═══ Data extract ═══

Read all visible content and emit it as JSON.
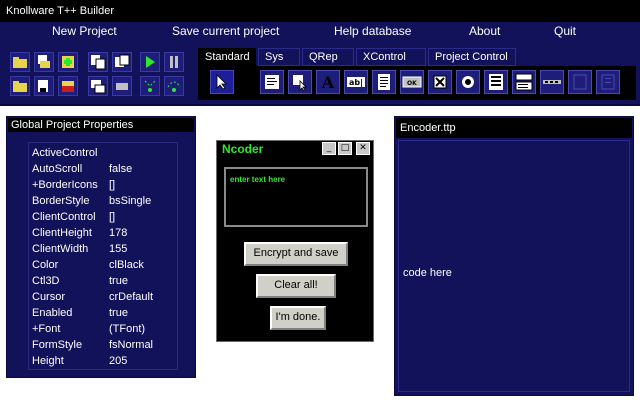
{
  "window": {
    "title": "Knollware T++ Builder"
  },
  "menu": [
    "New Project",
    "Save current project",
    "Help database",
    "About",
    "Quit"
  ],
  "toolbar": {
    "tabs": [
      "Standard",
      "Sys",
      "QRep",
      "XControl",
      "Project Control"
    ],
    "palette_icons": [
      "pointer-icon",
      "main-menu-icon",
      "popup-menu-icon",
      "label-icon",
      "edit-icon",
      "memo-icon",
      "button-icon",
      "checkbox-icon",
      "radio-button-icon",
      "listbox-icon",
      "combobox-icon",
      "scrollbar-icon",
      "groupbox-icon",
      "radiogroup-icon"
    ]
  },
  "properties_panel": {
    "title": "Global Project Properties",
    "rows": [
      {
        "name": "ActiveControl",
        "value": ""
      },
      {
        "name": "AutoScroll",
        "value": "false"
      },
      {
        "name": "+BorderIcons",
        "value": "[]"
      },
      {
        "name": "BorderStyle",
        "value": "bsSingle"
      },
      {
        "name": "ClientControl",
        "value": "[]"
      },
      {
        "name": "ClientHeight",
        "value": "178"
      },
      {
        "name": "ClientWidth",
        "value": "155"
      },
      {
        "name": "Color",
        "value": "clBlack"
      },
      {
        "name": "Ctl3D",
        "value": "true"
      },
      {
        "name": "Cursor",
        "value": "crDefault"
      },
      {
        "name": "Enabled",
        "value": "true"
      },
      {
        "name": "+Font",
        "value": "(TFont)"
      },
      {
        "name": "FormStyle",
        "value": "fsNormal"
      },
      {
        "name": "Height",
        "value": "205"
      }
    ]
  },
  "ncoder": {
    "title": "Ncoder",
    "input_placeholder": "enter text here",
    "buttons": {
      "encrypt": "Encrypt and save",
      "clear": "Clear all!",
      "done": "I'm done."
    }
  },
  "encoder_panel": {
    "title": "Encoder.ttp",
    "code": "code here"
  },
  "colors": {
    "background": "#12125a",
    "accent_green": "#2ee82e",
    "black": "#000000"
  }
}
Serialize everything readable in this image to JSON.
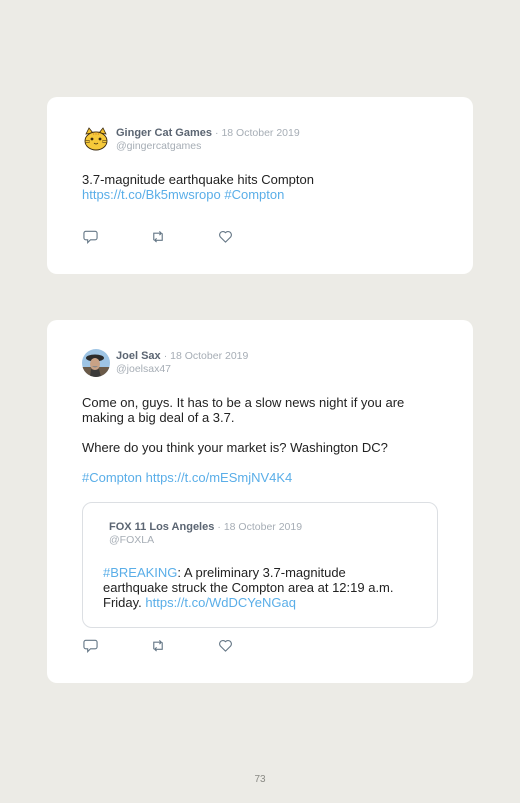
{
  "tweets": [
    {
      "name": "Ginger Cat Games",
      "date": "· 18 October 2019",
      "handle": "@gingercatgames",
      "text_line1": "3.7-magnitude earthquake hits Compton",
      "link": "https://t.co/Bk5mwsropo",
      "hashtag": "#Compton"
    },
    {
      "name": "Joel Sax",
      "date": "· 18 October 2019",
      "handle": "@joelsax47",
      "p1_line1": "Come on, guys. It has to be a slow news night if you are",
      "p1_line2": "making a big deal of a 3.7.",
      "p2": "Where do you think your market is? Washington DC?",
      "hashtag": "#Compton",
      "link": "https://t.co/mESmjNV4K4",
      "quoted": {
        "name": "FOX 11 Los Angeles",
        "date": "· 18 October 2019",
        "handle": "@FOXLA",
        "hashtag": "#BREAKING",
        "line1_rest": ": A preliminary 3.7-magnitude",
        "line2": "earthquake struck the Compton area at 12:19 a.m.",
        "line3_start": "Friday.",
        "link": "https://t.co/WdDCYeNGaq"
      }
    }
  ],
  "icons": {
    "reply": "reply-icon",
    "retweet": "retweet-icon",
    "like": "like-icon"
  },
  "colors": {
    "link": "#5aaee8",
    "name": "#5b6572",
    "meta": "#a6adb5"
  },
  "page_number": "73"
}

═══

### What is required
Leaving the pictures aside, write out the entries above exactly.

### Answer box
Read all visible content and emit it as JSON.
{
  "window": {
    "title": "Knollware T++ Builder"
  },
  "menu": [
    "New Project",
    "Save current project",
    "Help database",
    "About",
    "Quit"
  ],
  "toolbar": {
    "tabs": [
      "Standard",
      "Sys",
      "QRep",
      "XControl",
      "Project Control"
    ],
    "palette_icons": [
      "pointer-icon",
      "main-menu-icon",
      "popup-menu-icon",
      "label-icon",
      "edit-icon",
      "memo-icon",
      "button-icon",
      "checkbox-icon",
      "radio-button-icon",
      "listbox-icon",
      "combobox-icon",
      "scrollbar-icon",
      "groupbox-icon",
      "radiogroup-icon"
    ]
  },
  "properties_panel": {
    "title": "Global Project Properties",
    "rows": [
      {
        "name": "ActiveControl",
        "value": ""
      },
      {
        "name": "AutoScroll",
        "value": "false"
      },
      {
        "name": "+BorderIcons",
        "value": "[]"
      },
      {
        "name": "BorderStyle",
        "value": "bsSingle"
      },
      {
        "name": "ClientControl",
        "value": "[]"
      },
      {
        "name": "ClientHeight",
        "value": "178"
      },
      {
        "name": "ClientWidth",
        "value": "155"
      },
      {
        "name": "Color",
        "value": "clBlack"
      },
      {
        "name": "Ctl3D",
        "value": "true"
      },
      {
        "name": "Cursor",
        "value": "crDefault"
      },
      {
        "name": "Enabled",
        "value": "true"
      },
      {
        "name": "+Font",
        "value": "(TFont)"
      },
      {
        "name": "FormStyle",
        "value": "fsNormal"
      },
      {
        "name": "Height",
        "value": "205"
      }
    ]
  },
  "ncoder": {
    "title": "Ncoder",
    "input_placeholder": "enter text here",
    "buttons": {
      "encrypt": "Encrypt and save",
      "clear": "Clear all!",
      "done": "I'm done."
    }
  },
  "encoder_panel": {
    "title": "Encoder.ttp",
    "code": "code here"
  },
  "colors": {
    "background": "#12125a",
    "accent_green": "#2ee82e",
    "black": "#000000"
  }
}
Serialize everything readable in this image to JSON.
{
  "tweets": [
    {
      "name": "Ginger Cat Games",
      "date": "· 18 October 2019",
      "handle": "@gingercatgames",
      "text_line1": "3.7-magnitude earthquake hits Compton",
      "link": "https://t.co/Bk5mwsropo",
      "hashtag": "#Compton"
    },
    {
      "name": "Joel Sax",
      "date": "· 18 October 2019",
      "handle": "@joelsax47",
      "p1_line1": "Come on, guys. It has to be a slow news night if you are",
      "p1_line2": "making a big deal of a 3.7.",
      "p2": "Where do you think your market is? Washington DC?",
      "hashtag": "#Compton",
      "link": "https://t.co/mESmjNV4K4",
      "quoted": {
        "name": "FOX 11 Los Angeles",
        "date": "· 18 October 2019",
        "handle": "@FOXLA",
        "hashtag": "#BREAKING",
        "line1_rest": ": A preliminary 3.7-magnitude",
        "line2": "earthquake struck the Compton area at 12:19 a.m.",
        "line3_start": "Friday.",
        "link": "https://t.co/WdDCYeNGaq"
      }
    }
  ],
  "icons": {
    "reply": "reply-icon",
    "retweet": "retweet-icon",
    "like": "like-icon"
  },
  "colors": {
    "link": "#5aaee8",
    "name": "#5b6572",
    "meta": "#a6adb5"
  },
  "page_number": "73"
}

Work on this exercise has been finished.